# [Brief]
Below are the records; collect from them each line containing the string "icon".
○ ○ ○ ○
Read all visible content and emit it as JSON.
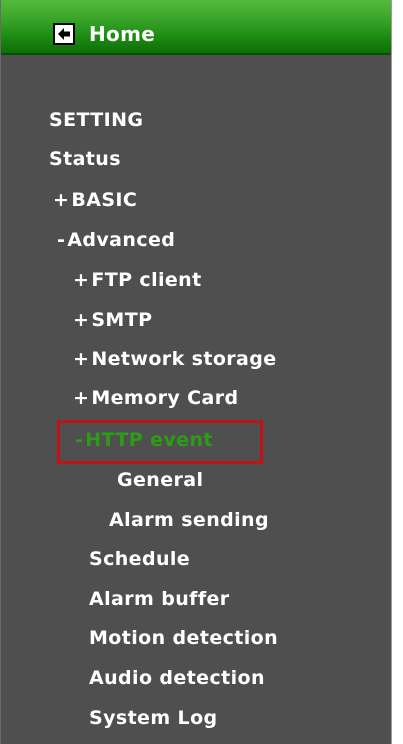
{
  "header": {
    "home_label": "Home",
    "home_icon": "arrow-left-icon"
  },
  "menu": {
    "setting": "SETTING",
    "status": "Status",
    "basic": {
      "sign": "+",
      "label": "BASIC"
    },
    "advanced": {
      "sign": "-",
      "label": "Advanced"
    },
    "ftp_client": {
      "sign": "+",
      "label": "FTP client"
    },
    "smtp": {
      "sign": "+",
      "label": "SMTP"
    },
    "network_storage": {
      "sign": "+",
      "label": "Network storage"
    },
    "memory_card": {
      "sign": "+",
      "label": "Memory Card"
    },
    "http_event": {
      "sign": "-",
      "label": "HTTP event"
    },
    "general": "General",
    "alarm_sending": "Alarm sending",
    "schedule": "Schedule",
    "alarm_buffer": "Alarm buffer",
    "motion_detection": "Motion detection",
    "audio_detection": "Audio detection",
    "system_log": "System Log"
  },
  "colors": {
    "panel_bg": "#4f4f4f",
    "header_green": "#1c8a12",
    "active_text": "#2d9b17",
    "highlight_border": "#c1121c"
  }
}
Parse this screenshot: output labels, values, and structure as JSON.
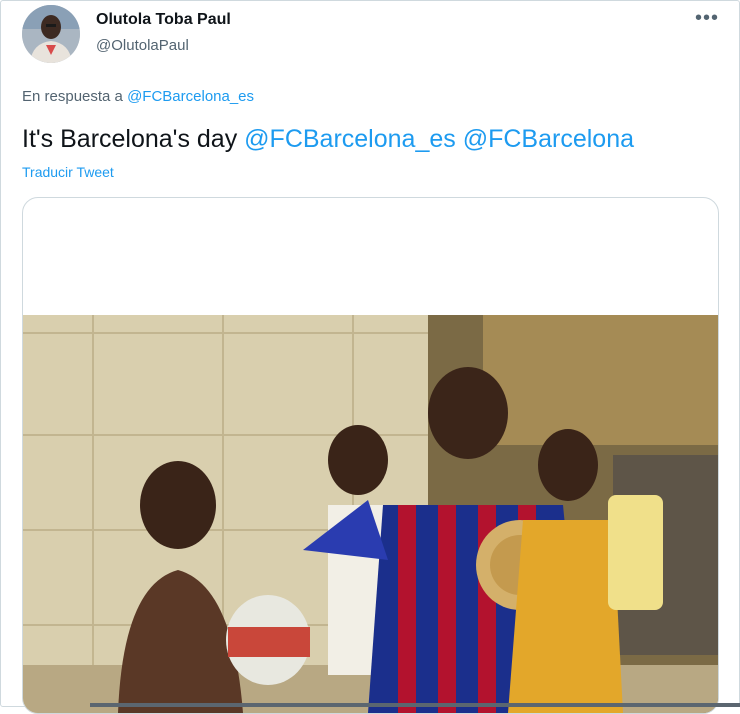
{
  "author": {
    "name": "Olutola Toba Paul",
    "handle": "@OlutolaPaul"
  },
  "more_icon": "more-horizontal-icon",
  "reply": {
    "prefix": "En respuesta a",
    "mention": "@FCBarcelona_es"
  },
  "tweet": {
    "text": "It's Barcelona's day",
    "mentions": [
      "@FCBarcelona_es",
      "@FCBarcelona"
    ]
  },
  "translate_label": "Traducir Tweet",
  "colors": {
    "link": "#1d9bf0",
    "text": "#0f1419",
    "muted": "#536471",
    "shirt_blue": "#1b2f8c",
    "shirt_red": "#b3122e"
  }
}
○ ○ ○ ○
# [Exercise answer]
    "home_icon": "arrow-left-icon"
  "more_icon": "more-horizontal-icon",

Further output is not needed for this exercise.